It was once asked of me “. . .how do you make your images look like they do? you seem to capture every ounce of ugly possible in the human condition”. I took this as a compliment, when I approach photography and the subject I am shooting I am not interested in airbrushing the flaws, giving the gaussian blur effect, the dreamy eyes, the softened tones. I want the image you see to be the subject involved in what they do – riding a fine link between pleasure and pain. It’s my goal that you see the polar opposites of each subject during each shoot much the same as a “junkie” can be seen epic monumental highs and subsequent earth shattering lows. Seeing a photo subject dripping with sweat, bruised, bloodied and yet unbowed is to see a true artist in their conceptual element and pouring themselves at the feet of the audience member.
In my photographic journey its been very interesting to see how each person has different pain to show. Some pain manifests itself in weeping emotion, other pain is semi invisible and marks the heart, still other pain is physically present in the way of scars and surface damage. We try to often shield ourselves from the camera and prepare before a photo to make sure the elements of our pain are not visible. I prefer to move against this grain. A close up shot of dirty pores, the grit under the finger nails, the stubble, the smoke and the long unkempt hair – these are the characteristics that make a good photograph.

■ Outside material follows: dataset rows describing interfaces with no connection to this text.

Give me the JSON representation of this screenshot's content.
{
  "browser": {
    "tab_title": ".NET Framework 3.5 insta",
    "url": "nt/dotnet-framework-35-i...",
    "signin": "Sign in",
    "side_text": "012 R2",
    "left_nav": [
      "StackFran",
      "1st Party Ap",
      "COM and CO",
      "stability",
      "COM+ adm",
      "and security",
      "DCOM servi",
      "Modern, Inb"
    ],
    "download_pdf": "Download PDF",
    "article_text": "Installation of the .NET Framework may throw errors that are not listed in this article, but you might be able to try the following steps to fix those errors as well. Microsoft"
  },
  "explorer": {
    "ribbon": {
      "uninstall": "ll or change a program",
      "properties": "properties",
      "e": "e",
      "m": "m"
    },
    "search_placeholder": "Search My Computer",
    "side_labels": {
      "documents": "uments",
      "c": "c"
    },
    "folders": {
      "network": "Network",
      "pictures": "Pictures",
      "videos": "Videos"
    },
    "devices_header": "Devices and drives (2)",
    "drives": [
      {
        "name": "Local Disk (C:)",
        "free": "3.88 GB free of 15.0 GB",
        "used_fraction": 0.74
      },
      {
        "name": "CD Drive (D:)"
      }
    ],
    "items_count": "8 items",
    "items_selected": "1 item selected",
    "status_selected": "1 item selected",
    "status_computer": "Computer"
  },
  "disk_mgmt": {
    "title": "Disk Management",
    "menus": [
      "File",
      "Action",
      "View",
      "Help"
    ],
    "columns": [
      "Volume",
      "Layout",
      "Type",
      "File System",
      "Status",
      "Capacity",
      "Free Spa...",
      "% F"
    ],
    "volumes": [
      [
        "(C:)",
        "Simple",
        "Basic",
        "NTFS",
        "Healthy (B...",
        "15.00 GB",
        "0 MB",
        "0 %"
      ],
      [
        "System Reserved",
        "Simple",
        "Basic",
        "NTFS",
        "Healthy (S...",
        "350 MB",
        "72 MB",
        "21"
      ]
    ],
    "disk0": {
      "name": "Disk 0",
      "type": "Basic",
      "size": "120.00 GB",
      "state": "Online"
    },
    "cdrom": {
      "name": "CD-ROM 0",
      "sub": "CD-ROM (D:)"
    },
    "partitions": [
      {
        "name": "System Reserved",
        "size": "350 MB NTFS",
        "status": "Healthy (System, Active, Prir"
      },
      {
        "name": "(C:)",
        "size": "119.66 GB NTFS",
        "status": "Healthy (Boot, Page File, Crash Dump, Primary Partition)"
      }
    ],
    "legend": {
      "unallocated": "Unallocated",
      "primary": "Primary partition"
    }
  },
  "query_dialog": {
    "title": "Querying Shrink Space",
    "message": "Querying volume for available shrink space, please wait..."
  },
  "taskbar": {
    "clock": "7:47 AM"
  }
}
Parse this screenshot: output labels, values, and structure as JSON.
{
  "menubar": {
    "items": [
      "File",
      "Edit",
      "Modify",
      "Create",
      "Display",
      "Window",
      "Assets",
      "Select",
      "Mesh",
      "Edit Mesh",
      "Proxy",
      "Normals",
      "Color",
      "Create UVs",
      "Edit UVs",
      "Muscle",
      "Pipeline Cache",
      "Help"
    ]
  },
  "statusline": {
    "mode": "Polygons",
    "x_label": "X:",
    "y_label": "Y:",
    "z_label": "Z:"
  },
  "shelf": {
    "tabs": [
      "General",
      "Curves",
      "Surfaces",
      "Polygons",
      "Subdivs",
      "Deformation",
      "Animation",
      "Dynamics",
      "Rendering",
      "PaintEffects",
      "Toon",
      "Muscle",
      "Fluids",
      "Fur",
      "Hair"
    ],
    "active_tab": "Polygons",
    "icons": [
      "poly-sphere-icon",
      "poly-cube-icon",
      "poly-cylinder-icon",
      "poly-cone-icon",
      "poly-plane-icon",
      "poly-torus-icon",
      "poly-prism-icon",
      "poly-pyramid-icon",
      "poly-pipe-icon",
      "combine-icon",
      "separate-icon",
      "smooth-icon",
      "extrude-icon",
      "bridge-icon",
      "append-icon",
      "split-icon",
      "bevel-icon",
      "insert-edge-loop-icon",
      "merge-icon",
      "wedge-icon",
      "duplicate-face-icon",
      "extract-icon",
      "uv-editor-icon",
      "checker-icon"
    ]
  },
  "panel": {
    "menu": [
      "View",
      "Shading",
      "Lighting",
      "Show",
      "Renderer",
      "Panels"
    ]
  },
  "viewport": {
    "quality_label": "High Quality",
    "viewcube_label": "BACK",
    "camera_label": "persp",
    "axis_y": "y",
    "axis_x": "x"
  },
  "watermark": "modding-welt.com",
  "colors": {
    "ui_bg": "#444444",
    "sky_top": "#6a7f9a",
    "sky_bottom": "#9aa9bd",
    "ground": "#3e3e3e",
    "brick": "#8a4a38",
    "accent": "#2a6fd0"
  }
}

When I edit a photograph I have taken I remember not only the pain of the artist but the pain involved in taking the picture. Often when shooting in addition to carrying about 10 pounds of cameras around my chest, I am battling a mosh pit behind me, stepping and kneeling on broken glass, crouching for 20 minutes without standing, lunging forward, left and right just to get the shot needed. In the end, this physicality takes it’s toll and the body is racked with pain. On the long drive home from the venue I am often quite sore and stiff, I recall all the pain and try to save it to my memory banks and draw from it “creatively” when I edit the images the next day.